(Task input begins)

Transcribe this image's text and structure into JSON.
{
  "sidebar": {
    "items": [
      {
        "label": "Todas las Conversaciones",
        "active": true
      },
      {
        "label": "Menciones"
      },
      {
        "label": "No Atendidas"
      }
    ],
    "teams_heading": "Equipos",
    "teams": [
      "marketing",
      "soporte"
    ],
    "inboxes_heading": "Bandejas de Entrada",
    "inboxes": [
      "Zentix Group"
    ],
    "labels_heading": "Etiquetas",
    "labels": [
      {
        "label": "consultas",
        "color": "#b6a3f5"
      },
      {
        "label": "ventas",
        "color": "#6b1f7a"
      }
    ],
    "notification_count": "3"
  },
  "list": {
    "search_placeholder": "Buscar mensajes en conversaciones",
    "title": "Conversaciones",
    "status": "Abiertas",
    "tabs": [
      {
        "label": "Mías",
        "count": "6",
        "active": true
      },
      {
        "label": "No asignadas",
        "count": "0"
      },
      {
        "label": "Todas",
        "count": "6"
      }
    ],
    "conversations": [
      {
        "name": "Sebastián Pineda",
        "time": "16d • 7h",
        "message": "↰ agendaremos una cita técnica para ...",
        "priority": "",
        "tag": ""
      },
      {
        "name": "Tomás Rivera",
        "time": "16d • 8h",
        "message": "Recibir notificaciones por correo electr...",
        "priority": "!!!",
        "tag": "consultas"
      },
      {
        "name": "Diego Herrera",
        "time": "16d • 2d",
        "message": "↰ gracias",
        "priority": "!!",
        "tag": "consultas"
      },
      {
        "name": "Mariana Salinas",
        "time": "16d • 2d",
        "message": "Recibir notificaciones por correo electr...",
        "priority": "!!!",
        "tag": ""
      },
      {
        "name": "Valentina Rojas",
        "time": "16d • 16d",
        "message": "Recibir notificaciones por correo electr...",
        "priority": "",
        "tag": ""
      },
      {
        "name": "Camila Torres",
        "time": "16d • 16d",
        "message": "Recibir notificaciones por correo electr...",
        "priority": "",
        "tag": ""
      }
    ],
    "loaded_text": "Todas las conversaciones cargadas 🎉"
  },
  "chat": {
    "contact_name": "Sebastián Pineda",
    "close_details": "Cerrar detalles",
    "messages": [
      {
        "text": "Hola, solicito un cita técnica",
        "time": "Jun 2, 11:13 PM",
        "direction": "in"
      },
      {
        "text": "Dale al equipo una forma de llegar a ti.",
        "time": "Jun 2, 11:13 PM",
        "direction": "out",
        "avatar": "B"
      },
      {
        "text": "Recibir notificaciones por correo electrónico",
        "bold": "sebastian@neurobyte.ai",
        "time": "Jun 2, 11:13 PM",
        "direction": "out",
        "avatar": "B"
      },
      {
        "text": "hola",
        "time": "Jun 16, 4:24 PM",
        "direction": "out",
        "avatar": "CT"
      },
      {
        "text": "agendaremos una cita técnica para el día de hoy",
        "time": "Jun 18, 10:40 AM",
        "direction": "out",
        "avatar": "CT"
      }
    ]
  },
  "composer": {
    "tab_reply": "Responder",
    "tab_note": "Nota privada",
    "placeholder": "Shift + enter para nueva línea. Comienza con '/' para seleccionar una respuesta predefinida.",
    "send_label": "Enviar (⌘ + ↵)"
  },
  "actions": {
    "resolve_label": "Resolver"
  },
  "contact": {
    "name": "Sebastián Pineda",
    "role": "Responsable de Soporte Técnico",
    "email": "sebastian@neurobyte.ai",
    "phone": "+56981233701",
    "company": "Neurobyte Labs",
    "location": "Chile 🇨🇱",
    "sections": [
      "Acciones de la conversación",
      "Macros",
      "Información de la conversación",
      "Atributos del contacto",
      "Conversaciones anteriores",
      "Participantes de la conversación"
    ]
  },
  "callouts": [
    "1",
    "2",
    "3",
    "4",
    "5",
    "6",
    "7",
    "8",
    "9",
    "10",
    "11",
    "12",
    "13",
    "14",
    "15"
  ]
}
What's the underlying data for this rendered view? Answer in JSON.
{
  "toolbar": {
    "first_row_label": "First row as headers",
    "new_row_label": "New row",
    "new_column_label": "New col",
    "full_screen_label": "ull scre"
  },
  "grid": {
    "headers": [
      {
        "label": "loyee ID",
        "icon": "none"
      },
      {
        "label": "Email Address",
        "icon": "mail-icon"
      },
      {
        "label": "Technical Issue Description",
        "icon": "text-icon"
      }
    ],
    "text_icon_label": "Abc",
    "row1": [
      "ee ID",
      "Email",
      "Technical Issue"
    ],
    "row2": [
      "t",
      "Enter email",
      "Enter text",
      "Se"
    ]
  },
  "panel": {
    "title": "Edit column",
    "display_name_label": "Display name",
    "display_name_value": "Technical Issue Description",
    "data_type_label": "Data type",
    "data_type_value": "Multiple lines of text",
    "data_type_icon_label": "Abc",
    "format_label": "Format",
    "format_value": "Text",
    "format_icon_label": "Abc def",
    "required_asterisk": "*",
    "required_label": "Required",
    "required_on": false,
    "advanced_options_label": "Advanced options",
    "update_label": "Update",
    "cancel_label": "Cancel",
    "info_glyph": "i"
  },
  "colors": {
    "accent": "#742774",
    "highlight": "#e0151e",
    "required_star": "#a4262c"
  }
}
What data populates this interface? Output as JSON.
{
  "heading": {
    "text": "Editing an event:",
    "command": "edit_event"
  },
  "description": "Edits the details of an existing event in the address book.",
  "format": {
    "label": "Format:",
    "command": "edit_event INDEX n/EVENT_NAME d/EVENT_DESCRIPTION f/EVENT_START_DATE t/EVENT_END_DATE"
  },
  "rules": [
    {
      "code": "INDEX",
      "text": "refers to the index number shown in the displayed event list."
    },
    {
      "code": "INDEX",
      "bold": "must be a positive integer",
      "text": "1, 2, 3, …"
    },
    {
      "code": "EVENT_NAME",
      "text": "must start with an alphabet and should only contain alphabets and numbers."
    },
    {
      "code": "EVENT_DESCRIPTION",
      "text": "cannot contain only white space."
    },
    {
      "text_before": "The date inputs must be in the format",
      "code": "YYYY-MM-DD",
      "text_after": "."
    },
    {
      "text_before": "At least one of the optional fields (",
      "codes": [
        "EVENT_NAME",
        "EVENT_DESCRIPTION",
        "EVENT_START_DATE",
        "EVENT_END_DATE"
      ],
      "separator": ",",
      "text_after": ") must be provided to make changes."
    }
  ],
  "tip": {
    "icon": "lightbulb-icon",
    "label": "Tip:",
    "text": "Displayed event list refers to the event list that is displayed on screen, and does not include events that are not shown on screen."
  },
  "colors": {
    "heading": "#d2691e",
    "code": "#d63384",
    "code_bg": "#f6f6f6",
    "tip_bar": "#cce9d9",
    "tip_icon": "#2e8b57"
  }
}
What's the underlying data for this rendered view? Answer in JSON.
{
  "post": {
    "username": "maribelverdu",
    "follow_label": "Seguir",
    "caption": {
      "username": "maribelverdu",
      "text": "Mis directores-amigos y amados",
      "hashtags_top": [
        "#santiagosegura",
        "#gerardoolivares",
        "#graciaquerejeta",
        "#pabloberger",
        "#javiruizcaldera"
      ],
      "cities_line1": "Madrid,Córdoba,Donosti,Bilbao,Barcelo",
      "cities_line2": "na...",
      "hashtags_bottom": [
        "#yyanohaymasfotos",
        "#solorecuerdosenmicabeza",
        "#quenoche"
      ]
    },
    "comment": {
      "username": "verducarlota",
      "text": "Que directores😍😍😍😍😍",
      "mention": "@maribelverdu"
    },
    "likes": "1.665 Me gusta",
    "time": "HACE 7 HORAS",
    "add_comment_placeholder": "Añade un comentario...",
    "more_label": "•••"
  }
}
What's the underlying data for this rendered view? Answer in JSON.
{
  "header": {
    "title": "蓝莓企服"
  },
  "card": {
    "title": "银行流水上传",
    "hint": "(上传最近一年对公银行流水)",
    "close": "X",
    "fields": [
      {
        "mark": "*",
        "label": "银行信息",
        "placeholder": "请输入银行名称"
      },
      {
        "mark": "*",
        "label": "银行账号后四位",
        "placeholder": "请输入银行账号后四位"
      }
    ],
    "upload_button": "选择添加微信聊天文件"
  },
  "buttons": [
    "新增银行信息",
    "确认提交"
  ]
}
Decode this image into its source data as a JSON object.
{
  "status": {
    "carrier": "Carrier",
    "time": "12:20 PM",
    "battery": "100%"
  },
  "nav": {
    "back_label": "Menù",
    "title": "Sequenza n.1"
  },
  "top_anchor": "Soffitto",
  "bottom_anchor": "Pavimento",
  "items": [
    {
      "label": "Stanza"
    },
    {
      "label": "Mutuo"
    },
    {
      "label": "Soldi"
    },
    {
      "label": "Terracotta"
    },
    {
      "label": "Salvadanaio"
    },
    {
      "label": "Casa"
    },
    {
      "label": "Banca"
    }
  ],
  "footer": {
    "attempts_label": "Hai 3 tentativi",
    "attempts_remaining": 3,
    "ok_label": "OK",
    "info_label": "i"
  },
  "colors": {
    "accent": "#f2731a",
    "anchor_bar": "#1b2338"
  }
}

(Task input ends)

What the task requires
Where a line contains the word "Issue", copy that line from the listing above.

Task output
        "label": "Technical Issue Description",
      "Technical Issue"
    "display_name_value": "Technical Issue Description",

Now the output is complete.